I have come to believe that self-condemnation is one of the most self-indulgent of things. It doesn’t really fix anything, you know? We sit in it, ruminate on it, live and relive scenes from our lives over and over again, full of regrets and guilt – and how, I ask you, does that make us, or the world we live in, any better?
You know, I wonder if a lot of the world thought about guilt and self-condemnation can be traced back to the allegory in the third chapter of Genesis – the chapter with talking reptiles and forbidden fruit, and Jehovah booting his own creation out of Paradise because they’re unworthy to experience it. I can see how, if someone interpreted that chapter literally, one’s future might look pretty bleak.
I myself have always preferred the first chapter of Genesis. In this first chapter of Genesis we don’t see a sinful man and woman – we see man and woman made in the “image and likeness” of God – of Love. (And if man is made in the image and likeness of God, It would actually be kind of insulting to God to say that we’re all sinners, right?)
In his beautiful sermon on love, The Greatest Thing in the World, Henry Drummond has this to say about “sin”: “Many things that men denounce as sins are not sins; but they are temporary… John says of the world, not that it is wrong, but simply that it ‘passeth away.’ There is a great deal in the world that is delightful and beautiful, there is a great deal that is great and engrossing, but it will not last. All that is in the world, the lust of the eye, the lust of the flesh, and the pride of life, are but for a little while. Love not the world therefore. Nothing that it contains is worth the life and consecration of an immortal soul…You will give yourself to many things; give yourself first to love.
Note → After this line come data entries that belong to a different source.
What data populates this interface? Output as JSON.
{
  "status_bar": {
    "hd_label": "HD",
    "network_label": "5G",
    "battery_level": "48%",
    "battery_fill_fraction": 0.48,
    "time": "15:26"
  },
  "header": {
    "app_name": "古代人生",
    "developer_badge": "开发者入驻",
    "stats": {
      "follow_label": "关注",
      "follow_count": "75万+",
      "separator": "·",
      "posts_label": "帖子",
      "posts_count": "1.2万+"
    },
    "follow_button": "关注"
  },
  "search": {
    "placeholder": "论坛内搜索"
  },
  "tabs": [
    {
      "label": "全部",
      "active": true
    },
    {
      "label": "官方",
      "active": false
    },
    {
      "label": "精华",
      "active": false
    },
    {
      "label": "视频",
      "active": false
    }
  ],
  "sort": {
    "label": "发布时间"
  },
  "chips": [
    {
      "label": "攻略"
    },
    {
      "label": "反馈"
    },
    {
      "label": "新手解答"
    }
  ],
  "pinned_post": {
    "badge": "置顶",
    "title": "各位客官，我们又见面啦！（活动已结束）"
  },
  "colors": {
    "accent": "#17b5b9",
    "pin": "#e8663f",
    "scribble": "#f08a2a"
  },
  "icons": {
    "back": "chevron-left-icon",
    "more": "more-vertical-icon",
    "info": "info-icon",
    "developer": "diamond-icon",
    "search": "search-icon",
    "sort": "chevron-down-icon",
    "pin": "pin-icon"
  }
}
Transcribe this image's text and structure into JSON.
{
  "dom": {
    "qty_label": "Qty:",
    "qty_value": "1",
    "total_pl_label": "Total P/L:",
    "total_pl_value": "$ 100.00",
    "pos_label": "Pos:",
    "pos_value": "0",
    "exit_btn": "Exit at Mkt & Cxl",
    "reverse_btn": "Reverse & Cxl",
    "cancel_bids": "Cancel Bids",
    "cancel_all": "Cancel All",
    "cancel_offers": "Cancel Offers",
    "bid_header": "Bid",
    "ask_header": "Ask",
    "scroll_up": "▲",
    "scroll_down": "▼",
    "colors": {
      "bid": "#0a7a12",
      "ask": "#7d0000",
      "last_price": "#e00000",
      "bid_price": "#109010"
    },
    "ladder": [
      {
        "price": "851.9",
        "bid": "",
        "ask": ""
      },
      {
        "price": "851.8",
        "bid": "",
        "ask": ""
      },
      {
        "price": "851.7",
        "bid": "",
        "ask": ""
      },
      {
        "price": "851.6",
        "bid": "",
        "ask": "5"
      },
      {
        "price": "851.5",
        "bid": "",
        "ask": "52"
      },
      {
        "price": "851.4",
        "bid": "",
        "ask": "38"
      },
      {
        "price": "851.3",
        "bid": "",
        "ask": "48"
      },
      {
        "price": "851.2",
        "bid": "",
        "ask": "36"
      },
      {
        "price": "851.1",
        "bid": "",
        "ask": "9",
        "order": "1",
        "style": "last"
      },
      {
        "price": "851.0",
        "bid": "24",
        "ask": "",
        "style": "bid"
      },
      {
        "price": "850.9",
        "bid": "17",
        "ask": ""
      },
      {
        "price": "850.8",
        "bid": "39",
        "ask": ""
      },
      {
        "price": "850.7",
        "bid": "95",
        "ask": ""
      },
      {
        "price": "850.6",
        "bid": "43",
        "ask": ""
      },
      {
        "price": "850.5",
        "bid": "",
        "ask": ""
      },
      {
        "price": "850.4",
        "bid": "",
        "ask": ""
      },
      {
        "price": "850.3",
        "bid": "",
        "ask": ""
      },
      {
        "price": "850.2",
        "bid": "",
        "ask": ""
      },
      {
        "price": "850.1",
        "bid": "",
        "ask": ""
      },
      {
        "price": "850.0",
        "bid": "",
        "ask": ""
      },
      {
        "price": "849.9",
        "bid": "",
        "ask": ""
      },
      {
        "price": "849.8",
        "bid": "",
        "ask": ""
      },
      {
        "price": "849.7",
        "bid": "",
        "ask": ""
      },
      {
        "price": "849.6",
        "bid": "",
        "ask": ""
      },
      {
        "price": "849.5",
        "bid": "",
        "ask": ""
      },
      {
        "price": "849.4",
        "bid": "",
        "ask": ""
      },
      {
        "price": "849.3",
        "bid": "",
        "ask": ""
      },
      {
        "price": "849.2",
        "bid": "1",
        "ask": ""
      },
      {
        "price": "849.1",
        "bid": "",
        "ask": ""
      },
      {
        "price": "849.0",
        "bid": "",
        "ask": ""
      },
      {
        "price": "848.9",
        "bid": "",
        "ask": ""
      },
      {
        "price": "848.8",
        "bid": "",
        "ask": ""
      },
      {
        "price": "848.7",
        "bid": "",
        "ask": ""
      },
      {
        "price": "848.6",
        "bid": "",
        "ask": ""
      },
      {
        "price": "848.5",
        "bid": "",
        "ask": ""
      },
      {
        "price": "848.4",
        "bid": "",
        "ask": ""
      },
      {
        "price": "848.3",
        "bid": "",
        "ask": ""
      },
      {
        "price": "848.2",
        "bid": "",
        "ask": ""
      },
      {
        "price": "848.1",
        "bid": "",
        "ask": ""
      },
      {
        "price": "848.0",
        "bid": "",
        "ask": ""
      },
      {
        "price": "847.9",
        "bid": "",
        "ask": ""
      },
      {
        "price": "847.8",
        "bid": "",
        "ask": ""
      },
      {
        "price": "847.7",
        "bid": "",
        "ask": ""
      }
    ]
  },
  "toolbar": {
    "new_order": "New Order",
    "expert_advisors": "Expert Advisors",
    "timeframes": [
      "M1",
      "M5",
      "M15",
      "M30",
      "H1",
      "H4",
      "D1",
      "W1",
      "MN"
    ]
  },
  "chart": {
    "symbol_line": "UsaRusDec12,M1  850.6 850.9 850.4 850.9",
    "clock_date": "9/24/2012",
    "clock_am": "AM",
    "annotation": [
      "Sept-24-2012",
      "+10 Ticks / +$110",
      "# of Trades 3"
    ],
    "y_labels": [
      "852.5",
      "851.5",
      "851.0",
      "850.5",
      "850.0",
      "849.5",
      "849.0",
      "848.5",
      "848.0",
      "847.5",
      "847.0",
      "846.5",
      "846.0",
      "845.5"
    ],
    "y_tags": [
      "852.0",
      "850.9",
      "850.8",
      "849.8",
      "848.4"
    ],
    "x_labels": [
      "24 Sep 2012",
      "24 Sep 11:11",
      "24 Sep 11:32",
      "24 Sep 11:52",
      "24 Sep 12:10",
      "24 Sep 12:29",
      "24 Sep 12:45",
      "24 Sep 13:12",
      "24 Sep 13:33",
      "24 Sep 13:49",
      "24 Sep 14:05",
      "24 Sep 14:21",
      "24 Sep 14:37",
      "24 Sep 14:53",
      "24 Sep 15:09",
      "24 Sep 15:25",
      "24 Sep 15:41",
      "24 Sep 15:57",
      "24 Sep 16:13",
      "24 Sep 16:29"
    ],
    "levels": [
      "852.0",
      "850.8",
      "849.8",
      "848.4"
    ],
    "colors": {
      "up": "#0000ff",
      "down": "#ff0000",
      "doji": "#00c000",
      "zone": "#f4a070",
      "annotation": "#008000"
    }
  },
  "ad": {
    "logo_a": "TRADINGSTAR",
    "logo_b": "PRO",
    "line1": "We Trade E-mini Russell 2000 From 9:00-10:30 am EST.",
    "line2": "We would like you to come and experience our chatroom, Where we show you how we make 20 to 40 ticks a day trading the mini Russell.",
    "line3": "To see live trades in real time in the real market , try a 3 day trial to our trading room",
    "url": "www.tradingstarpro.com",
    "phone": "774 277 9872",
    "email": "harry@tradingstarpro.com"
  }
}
Hold things in their proportion.” – Henry Drummond
Holding “things in their proportion” is one of the keys to sanity, I think. I believe we sometimes make too much of “sin” – focus our energies on fearing it and fighting it and giving it up, rather than focusing our time on what will really help and heal us – on filling our lives up with the good stuff – love, joy, kindness, hope. In Lectures and Articles on Christian Science, Edward A. Kimball writes: “… a purely giving up endeavor does not give up, but does involve the scientist in a greater sense of fear. Evil is never disposed of as though it were something. It cannot be given up as though it were something… Try to realize that through Christian Science, you are constantly gaining that which will do everything for you, and that you will succeed according to the gaining process.”
We are Love’s creation, created in the image and likeness of Good. I believe that about you and I believe that about me, too. We are way cool.
“Behold, now are we the sons of God.” – I John 3:2